Try not to mention that you are searching for a job on your social media accounts.
This type of information tends to get back to employers. Additionally, any prospective employers would see this as you lacking discretion, not a great look and what you want to project when searching for a job.
You might believe your social media is private but you would be surprised concerning the people that have access to your profiles. If you have informed family members and close friends about your job search, you should remind them not to mention your current endeavour online as well.
Dressing differently than you normally do might have alarm bells ringing at your place of work.
If you are the type of individual to dress casually to work, wearing a 3 piece suit would draw attention and cause your boss to become suspicious as to your motives.
If you happen to have an interview later that day, it is always better to dress normally and bring your interview clothes along with you. You can change in your car, when you arrive at your destination, or stop off on the way to get changed.
Diversity and Inclusion (D&I) has always mattered to those from marginalised communities. Being the only person in a room that looks like you can sometimes make you feel excluded. For a black woman, something as simple as getting ready for work might cause a level of anxiety that in an ideal world, wouldn’t exist. […]
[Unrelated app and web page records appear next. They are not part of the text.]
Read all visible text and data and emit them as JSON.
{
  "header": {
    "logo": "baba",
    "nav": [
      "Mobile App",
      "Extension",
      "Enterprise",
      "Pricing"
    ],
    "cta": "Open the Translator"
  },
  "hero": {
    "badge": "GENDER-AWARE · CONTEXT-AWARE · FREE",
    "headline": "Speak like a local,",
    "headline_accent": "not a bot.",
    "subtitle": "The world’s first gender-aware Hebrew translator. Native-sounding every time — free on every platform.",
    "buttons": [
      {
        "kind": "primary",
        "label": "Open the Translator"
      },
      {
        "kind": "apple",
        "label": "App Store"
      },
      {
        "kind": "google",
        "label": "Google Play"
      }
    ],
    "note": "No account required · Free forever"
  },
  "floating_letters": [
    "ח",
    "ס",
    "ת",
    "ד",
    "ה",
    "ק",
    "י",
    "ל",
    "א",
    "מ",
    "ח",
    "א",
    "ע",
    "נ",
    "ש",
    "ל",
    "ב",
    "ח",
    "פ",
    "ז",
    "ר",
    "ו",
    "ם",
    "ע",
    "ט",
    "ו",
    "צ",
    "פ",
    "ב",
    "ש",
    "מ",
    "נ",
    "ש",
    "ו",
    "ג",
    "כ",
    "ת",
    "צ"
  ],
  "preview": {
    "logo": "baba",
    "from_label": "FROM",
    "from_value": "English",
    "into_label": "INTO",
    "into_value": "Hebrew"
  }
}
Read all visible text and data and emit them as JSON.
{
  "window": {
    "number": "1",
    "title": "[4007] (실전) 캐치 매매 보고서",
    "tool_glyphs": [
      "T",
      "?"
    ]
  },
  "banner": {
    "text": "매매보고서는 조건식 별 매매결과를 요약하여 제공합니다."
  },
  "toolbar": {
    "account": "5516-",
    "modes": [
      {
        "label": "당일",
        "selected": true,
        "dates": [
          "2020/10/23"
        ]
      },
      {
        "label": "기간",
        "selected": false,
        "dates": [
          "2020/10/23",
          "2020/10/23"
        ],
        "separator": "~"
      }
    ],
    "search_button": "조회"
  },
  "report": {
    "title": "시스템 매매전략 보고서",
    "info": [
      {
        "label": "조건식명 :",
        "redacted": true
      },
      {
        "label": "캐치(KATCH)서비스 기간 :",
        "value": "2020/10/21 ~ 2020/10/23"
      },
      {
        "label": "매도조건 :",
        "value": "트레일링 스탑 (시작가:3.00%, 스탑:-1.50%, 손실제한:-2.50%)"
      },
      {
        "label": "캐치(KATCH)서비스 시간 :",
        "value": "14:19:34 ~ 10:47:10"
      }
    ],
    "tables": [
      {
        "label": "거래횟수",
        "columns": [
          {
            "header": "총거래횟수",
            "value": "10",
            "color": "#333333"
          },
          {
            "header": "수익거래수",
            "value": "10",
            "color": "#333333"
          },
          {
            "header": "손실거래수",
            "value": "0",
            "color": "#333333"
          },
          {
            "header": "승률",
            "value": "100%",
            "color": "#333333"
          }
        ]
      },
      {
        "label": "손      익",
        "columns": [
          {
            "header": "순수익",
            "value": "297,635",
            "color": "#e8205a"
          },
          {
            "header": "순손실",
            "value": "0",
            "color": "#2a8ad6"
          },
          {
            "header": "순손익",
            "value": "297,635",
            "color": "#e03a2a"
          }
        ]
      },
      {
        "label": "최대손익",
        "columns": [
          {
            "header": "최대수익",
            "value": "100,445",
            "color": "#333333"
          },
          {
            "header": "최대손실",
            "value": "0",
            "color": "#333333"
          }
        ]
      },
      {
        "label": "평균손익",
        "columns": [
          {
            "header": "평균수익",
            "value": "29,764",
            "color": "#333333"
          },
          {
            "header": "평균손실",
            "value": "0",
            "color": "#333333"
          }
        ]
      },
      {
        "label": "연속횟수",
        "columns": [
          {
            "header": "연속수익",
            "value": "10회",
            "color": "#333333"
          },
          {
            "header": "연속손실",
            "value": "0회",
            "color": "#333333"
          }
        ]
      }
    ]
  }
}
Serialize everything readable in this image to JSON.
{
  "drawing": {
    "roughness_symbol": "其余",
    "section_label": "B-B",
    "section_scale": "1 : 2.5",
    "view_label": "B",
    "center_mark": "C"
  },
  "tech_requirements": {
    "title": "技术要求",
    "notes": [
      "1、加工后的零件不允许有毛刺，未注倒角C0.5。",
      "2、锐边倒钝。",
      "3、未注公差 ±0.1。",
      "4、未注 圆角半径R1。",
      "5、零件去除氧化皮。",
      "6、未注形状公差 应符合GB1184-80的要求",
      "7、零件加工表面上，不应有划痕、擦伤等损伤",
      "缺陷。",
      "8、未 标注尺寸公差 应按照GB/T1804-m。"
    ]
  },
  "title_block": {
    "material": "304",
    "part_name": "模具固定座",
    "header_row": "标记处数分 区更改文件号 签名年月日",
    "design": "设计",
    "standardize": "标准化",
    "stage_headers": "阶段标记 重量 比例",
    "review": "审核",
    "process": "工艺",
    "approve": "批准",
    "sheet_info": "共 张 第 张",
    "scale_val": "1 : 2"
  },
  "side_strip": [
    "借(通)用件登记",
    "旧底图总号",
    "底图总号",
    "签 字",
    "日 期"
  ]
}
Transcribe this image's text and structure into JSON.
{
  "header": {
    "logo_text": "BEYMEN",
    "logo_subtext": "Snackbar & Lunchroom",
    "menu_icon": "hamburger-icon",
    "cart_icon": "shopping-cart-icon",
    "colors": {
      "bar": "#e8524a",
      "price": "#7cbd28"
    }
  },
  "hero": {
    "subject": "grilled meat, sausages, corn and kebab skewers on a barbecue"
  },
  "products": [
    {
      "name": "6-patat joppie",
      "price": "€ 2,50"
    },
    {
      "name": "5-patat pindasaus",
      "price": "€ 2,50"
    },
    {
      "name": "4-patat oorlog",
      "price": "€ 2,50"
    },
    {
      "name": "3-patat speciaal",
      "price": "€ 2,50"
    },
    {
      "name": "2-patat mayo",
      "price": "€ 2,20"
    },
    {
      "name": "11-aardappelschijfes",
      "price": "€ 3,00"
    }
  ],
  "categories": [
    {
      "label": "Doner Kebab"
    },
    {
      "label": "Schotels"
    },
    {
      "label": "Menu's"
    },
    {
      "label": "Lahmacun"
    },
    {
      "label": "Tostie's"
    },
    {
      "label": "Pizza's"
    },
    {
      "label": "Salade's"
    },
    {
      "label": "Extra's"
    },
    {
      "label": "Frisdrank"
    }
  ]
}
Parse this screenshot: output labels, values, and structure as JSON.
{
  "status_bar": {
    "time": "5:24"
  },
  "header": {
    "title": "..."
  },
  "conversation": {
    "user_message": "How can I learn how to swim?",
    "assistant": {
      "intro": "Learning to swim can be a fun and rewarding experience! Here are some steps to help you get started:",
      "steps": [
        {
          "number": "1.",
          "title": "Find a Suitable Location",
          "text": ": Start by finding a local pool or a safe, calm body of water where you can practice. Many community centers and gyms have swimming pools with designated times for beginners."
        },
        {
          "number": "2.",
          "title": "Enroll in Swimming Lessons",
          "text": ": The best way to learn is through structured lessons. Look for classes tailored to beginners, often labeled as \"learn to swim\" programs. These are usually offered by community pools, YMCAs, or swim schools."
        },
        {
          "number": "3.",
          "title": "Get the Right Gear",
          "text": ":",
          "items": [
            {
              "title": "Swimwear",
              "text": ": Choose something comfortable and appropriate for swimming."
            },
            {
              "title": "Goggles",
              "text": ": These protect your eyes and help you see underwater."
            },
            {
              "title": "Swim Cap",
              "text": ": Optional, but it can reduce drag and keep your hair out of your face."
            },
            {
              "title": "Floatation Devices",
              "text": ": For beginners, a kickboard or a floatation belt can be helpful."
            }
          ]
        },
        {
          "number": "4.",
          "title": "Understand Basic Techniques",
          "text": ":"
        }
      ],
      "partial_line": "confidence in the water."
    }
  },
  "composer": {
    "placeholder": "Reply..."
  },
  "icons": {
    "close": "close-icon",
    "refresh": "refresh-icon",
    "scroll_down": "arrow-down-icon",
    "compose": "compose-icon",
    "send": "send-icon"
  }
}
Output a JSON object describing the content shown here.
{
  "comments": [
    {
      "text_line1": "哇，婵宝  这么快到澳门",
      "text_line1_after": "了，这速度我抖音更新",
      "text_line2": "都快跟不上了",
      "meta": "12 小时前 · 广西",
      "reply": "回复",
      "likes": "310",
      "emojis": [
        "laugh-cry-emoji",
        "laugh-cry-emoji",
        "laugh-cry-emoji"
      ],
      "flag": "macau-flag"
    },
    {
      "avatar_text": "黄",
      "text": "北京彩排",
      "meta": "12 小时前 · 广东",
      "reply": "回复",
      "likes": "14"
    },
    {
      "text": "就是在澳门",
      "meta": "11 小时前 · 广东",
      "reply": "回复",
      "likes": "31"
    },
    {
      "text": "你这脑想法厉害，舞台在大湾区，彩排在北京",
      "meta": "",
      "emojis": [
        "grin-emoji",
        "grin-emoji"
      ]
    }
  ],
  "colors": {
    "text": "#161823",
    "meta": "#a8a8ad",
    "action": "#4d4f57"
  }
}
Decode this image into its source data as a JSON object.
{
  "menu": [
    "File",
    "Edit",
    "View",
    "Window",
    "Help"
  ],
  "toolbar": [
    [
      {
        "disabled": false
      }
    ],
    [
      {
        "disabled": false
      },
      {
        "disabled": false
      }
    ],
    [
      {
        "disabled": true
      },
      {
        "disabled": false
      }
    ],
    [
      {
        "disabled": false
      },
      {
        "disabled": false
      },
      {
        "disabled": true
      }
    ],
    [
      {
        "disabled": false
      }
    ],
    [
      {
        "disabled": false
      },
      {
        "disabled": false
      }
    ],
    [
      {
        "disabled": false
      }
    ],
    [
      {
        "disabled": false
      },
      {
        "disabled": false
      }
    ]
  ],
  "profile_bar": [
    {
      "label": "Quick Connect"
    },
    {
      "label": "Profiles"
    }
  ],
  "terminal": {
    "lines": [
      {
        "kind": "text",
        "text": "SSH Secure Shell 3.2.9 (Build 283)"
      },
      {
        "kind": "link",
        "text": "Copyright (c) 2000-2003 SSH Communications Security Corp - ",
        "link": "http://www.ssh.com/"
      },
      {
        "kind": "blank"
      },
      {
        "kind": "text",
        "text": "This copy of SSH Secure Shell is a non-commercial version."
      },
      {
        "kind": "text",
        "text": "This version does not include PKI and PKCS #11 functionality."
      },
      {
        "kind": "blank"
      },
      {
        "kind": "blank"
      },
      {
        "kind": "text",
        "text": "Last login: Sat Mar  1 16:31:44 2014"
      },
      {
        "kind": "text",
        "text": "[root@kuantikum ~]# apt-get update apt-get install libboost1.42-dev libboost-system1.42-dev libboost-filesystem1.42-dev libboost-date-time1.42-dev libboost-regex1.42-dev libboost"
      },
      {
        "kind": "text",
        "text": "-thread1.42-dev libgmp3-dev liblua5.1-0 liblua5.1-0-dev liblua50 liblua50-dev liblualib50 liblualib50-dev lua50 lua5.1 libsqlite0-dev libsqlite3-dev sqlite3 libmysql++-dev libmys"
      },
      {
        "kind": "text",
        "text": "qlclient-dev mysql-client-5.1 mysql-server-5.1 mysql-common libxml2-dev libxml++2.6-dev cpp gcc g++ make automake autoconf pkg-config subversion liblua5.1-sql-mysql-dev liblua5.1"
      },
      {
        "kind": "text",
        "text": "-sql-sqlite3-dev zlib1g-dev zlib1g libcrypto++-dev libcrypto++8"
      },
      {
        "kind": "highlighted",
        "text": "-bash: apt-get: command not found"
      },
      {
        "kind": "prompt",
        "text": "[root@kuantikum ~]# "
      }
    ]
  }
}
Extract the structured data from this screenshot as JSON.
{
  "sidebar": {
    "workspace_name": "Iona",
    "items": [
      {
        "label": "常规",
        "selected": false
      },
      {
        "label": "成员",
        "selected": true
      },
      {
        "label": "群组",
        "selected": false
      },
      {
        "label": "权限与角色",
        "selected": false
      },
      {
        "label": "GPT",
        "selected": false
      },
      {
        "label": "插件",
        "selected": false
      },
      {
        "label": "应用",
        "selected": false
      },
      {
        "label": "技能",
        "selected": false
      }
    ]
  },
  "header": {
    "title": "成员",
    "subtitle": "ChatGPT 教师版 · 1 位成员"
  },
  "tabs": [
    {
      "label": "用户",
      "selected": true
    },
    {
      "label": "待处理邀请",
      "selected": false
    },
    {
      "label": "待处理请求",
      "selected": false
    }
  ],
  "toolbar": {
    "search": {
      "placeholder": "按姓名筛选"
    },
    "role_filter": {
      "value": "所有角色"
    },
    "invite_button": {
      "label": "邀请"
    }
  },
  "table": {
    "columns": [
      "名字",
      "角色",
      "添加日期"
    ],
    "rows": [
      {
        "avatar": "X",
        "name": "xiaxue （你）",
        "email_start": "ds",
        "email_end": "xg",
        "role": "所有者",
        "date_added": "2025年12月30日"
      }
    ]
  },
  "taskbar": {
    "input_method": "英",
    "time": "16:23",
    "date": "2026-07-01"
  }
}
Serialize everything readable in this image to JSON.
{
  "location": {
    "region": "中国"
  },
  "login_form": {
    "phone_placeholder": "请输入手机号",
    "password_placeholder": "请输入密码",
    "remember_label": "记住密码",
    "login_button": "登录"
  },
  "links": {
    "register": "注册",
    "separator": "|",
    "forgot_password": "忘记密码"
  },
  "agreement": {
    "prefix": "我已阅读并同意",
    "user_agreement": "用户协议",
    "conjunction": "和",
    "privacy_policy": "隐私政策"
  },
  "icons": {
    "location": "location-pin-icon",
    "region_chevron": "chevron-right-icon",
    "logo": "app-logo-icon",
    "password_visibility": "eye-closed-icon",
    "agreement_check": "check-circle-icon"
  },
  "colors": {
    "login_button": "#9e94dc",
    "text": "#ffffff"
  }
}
In a world driven by money, it is quite ironic that discussing a pay rise and asking for more of it is considered taboo. To break this very common stigma, it’s important to recognise the value of your work and observe any signs that you are being underpaid. Red flags may be things such […]
Annually, millions of students leave academic institutions, all with one question on their minds. How to secure a job after graduation? After you graduate, the hunt for a job starts and along with it comes graduate job anxiety. The moment you step into the job market, you begin to feel as though you’re just […]
Are you struggling with your CV, or simply unsure if your CV is the reason you’re not getting interviews? Many job seekers struggle when it comes to this, asking themselves ‘How to write my CV’. The most important, yet most challenging part of the job search process. As part of our 90 minute […]
These cookies are necessary and so are set automatically.
You can block cookies by activating the setting on your browser that allows you to refuse the setting of all or some cookies. However, if you use your browser settings to block all cookies (including essential cookies) you may not be able to access all or parts of our website.
We use the following cookies:
Strictly necessary cookies
These are cookies that are required for the operation of our website. They include, for example, cookies that enable you to log into secure areas of our website, use a shopping cart or make use of e-billing services.
These allow us to recognise and count the number of visitors and to see how visitors move around our website when they are using it. This helps us to improve the way our website works, for example, by ensuring that users are finding what they are looking for easily.
These are used to recognise you when you return to our website. This enables us to personalise our content for you, greet you by name and remember your preferences (for example, your choice of language or region).
These cookies record your visit to our website, the pages you have visited and the links you have followed. We will use this information to make our website and the advertising displayed on it more relevant to your interests. We may also share this information with third parties for this purpose.